*** Extracted data
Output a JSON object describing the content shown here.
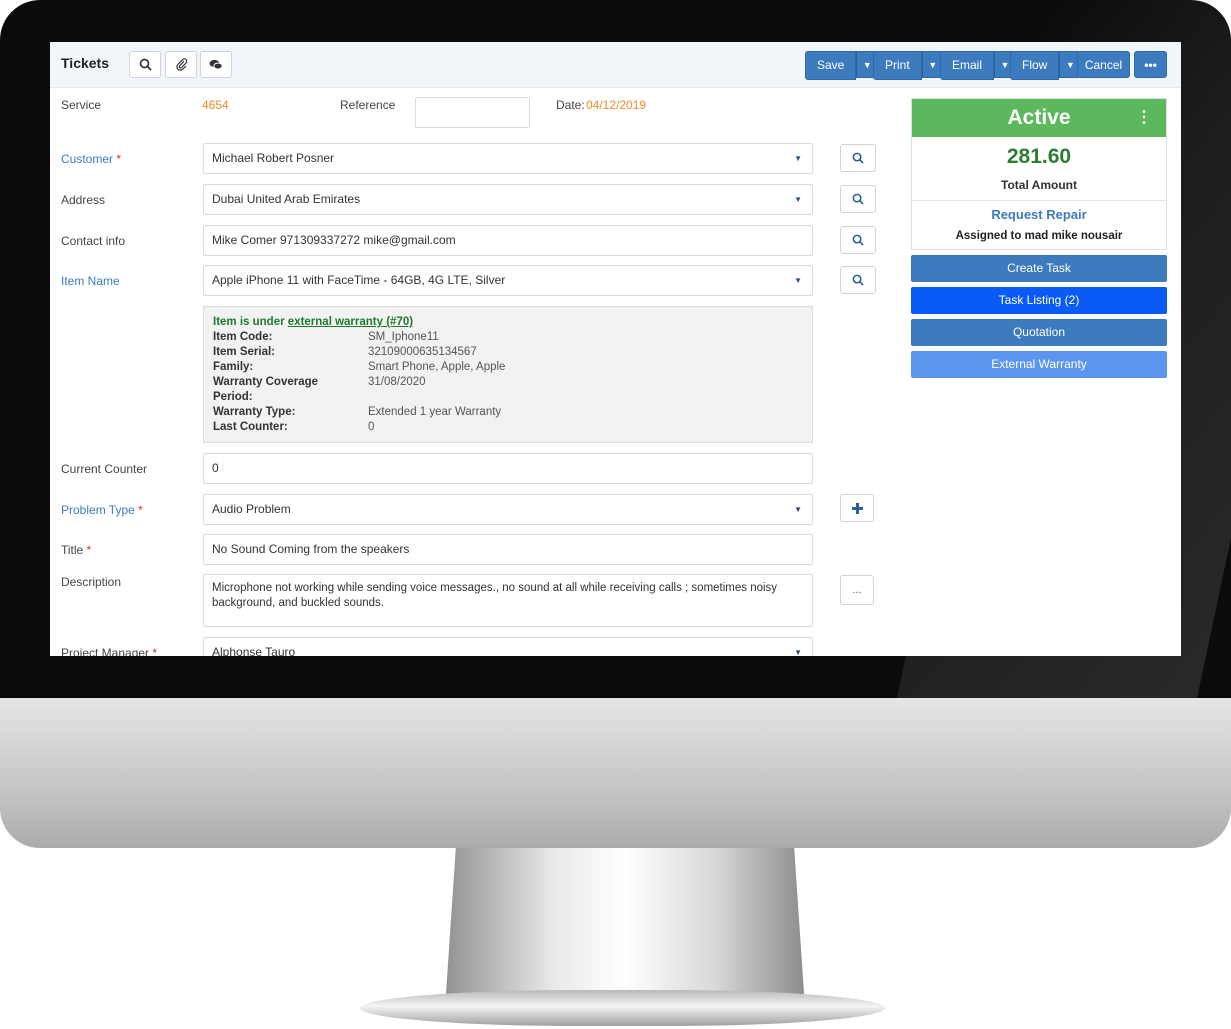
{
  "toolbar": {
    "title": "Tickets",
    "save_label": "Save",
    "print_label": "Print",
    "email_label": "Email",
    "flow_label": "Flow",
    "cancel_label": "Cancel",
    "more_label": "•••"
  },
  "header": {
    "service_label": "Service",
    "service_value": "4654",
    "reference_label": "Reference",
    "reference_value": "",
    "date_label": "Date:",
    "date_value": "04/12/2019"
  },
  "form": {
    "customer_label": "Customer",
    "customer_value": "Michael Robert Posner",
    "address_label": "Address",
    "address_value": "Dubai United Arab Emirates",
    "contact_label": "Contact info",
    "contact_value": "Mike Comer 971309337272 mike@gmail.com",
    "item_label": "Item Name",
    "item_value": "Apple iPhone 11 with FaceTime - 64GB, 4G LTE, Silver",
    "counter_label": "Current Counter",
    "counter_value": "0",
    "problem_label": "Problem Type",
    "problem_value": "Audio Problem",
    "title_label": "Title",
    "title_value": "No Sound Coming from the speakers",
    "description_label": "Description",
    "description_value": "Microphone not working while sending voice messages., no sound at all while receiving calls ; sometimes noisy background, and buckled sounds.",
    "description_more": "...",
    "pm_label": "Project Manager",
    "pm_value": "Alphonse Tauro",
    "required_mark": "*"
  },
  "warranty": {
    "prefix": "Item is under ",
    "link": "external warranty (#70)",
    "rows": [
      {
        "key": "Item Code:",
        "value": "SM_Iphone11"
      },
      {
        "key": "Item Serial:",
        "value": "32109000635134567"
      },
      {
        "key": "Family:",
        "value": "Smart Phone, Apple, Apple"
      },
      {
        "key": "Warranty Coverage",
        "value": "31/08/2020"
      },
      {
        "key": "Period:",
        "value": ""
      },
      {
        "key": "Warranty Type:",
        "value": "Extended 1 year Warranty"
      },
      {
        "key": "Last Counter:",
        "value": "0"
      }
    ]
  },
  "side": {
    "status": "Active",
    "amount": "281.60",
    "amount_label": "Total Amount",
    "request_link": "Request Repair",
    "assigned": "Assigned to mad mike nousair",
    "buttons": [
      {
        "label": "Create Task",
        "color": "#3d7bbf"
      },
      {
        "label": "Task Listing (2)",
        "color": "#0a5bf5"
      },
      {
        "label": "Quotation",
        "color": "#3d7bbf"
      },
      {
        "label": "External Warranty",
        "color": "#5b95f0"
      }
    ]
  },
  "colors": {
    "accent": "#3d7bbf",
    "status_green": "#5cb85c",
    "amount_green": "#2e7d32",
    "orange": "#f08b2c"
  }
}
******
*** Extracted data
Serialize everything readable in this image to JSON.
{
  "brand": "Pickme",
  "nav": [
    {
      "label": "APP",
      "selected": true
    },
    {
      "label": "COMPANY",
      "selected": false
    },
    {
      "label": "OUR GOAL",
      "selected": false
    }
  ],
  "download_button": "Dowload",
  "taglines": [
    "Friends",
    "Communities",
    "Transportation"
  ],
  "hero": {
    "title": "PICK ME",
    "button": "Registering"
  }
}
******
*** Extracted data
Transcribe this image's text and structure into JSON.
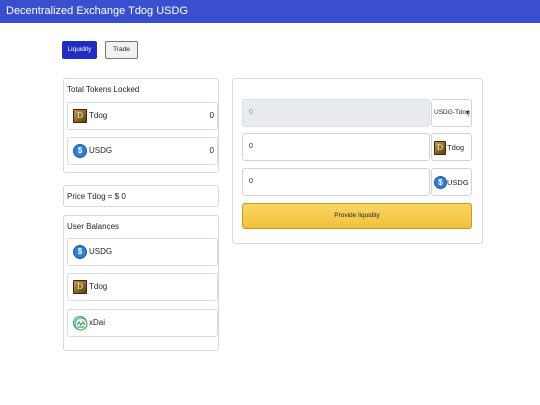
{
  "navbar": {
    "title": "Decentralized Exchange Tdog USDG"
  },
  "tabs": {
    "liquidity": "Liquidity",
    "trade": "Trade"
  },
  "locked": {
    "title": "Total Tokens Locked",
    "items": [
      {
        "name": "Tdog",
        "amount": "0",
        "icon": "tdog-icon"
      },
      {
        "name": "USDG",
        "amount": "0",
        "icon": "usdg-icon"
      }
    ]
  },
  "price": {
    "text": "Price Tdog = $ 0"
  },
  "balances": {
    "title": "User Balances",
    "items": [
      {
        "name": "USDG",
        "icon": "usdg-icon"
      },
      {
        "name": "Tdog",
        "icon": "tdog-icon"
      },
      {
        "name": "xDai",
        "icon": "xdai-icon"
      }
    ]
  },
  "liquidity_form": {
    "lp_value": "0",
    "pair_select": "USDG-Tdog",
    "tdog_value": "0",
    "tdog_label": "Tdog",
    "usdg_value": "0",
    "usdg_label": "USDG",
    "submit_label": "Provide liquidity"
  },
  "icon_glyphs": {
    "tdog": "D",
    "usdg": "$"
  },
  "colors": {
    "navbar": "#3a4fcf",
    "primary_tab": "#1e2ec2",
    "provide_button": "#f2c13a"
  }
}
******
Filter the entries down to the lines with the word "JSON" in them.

» Answer box
Output a JSON object describing the content shown here.
Serialize everything readable in this image to JSON.
Transcribe this image's text and structure into JSON.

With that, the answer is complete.